Read more about the egg donation process.
What are the risks and side effects of donating your eggs?
- Blood draws and injections
- Fertility medication side effects
- Ovarian Hyperstimulation Syndrome (OHSS)
- Egg retrieval complications
Like any medical procedure, egg donation is not 100% risk free. A good egg donation agency and fertility clinic will go out of the way to make sure that you are totally informed so that you can fully consent to everything before you begin. There are a few side effects and very rare complications that you should know about.
- Blood draws and injections: You will need several blood tests during the cycle, and you will also need to inject yourself with fertility medications. If you’ve ever had a blood test or an injection before, you know that it can be a little uncomfortable and that sometimes there can be redness or a small bruise at the site, so you should be prepared for that.
- Fertility medication side effects:The fertility medications that you will take to stimulate your ovaries are actually hormones. The good news is that they are just larger doses of substances that your body already makes, timed to put your cycle on the right schedule and in amounts that will encourage your ovaries to mature more eggs. But because you will be taking more of these hormones than usual, you may notice some mild side effects which often mimic the symptoms of PMS. Everyone reacts differently (and many women have no reaction at all!) but you could experience a bit of bloating, a headache, sore breasts, or some moodiness. Some women notice a small weight gain, but that will usually disappear after their next period. In extremely rare cases, an allergic reaction to the medication is possible.
- Ovarian Hyperstimulation Syndrome (OHSS): This rare side effect (less than a 5% chance of happening in any given cycle) happens when a woman’s ovaries over-react to the fertility medication. OHSS can cause symptoms like severe bloating, abdominal pain, and nausea. The screening tests you go through before beginning the cycle along with careful monitoring and dosing will all help lower the likelihood of developing OHSS. Most cases of OHSS are mild and will go away by themselves in about a week, but in extremely rare cases this condition can become more serious. If an egg donor experiences vomiting or shortness of breath, she should contact a doctor immediately. Lowering the dose of medication or stopping the cycle can prevent medical complications which could include damage to the ovaries.
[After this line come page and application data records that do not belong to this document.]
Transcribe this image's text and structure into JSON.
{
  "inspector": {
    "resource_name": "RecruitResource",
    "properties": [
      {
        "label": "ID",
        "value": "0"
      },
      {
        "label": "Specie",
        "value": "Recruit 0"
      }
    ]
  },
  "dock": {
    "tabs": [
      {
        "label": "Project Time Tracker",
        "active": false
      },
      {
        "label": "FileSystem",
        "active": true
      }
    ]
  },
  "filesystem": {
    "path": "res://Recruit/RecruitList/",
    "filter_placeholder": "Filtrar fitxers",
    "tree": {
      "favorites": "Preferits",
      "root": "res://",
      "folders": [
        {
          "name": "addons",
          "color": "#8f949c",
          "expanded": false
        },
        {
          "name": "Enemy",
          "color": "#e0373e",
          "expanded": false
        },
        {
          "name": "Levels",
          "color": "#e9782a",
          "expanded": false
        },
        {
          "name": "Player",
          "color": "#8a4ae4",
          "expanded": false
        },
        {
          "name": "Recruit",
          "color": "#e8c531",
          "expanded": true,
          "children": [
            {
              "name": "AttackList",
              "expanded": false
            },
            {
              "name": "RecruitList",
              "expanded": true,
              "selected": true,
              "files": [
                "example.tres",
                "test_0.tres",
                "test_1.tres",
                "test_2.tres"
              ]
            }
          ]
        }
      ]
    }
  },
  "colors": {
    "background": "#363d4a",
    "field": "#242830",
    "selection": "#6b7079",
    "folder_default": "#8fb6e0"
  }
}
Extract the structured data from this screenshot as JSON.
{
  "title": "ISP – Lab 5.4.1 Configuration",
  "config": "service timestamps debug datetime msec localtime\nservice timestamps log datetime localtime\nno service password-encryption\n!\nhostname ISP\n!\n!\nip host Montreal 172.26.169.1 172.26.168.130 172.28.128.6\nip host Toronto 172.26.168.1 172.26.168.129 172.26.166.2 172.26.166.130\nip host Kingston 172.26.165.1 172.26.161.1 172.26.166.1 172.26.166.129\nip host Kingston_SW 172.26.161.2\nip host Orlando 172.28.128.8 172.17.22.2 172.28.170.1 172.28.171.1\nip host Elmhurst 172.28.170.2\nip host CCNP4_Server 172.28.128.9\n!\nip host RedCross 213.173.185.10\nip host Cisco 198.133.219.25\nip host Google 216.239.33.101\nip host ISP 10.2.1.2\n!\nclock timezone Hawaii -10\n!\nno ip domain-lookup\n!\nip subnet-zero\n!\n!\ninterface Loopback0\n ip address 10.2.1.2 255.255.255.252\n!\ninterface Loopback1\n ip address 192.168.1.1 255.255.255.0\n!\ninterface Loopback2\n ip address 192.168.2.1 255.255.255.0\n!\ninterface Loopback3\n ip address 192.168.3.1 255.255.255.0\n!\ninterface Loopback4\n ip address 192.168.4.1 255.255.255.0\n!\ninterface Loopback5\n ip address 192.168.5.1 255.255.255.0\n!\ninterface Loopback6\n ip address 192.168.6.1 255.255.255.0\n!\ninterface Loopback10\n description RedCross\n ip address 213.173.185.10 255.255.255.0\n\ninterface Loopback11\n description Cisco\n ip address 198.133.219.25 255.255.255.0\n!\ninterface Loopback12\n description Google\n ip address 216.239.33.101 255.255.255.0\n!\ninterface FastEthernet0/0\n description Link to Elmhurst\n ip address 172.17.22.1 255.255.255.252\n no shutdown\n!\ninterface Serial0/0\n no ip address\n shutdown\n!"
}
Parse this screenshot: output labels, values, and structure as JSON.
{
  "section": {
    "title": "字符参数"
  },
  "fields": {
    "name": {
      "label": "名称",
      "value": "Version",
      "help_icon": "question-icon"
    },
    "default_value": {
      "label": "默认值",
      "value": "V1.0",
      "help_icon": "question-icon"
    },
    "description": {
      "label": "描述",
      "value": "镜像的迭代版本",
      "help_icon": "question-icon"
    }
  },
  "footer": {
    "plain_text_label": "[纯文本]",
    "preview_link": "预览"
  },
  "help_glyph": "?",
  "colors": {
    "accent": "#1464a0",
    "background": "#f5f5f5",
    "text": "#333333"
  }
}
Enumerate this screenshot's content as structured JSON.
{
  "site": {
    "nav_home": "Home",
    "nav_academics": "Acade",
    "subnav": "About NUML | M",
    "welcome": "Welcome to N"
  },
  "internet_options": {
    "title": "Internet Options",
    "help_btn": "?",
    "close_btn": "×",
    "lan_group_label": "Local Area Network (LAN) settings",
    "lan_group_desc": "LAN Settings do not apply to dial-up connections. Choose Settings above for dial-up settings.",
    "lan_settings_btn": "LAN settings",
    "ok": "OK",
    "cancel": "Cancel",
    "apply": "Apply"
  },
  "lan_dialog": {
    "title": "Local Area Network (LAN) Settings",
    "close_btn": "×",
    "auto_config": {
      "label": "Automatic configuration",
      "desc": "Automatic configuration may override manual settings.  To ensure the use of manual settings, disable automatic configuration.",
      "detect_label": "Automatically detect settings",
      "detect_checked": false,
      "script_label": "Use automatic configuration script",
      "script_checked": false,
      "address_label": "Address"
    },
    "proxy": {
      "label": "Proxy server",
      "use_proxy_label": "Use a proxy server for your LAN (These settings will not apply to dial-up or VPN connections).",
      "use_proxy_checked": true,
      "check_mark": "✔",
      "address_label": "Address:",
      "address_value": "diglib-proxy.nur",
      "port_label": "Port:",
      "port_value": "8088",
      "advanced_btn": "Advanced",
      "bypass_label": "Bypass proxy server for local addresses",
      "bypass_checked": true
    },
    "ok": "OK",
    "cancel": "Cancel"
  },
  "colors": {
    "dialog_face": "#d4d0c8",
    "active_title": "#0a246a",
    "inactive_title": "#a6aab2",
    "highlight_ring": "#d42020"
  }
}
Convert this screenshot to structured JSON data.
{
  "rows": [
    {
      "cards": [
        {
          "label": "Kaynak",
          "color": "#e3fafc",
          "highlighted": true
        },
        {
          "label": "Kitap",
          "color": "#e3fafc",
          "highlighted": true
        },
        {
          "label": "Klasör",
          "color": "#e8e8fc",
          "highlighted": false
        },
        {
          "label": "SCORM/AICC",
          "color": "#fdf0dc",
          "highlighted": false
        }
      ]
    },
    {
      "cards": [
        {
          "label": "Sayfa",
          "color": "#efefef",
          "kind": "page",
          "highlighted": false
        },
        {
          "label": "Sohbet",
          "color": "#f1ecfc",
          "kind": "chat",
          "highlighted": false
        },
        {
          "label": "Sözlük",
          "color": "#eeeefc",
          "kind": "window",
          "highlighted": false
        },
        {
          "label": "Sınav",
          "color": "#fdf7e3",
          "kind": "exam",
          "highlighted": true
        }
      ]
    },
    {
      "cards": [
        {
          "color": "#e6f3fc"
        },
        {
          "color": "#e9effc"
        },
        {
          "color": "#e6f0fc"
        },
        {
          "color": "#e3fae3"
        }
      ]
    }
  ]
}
- Egg retrieval complications: After you’ve taken the fertility medications and have received the “trigger shot” which ends the ovarian stimulation part of the process, you’ll visit the fertility clinic so that the mature eggs can be retrieved. The egg retrieval process is a short procedure which lasts about 30 minutes, and is very safe. The clinic will give you light sedation so that you won’t feel any pain and probably won’t remember the procedure at all. Afterwards, you’ll hang out in the recovery room while the nursing team keeps an eye on you for about an hour, until you feel fully awake. The anesthetic used for egg retrieval is the same kind dentists use to take out your wisdom teeth. Very rarely, patients may have an adverse reaction to the anesthetic. Bleeding or infection as a result of egg retrieval is extremely rare.
Basically, the risks and side effects of egg donation are about the same as any common, moderately invasive medical procedure, which means that it can be considered very safe in general. There are no known long-term adverse effects or health problems linked to donating your eggs. It will not affect your ability to have your own children in the future.
Giving someone the gift of a much-longed for baby while building a nest egg for yourself is an exciting prospect. With student loans and the start-up costs of adulthood rising all the time, becoming an egg donor is a pretty attractive option for altruistic, healthy young women who also want to be a part of making dreams come true. The most important thing is to be completely informed while you’re making your decision. Any agency or clinic you work with should be 100% committed to giving you all the information you need to choose whether egg donation is right for you.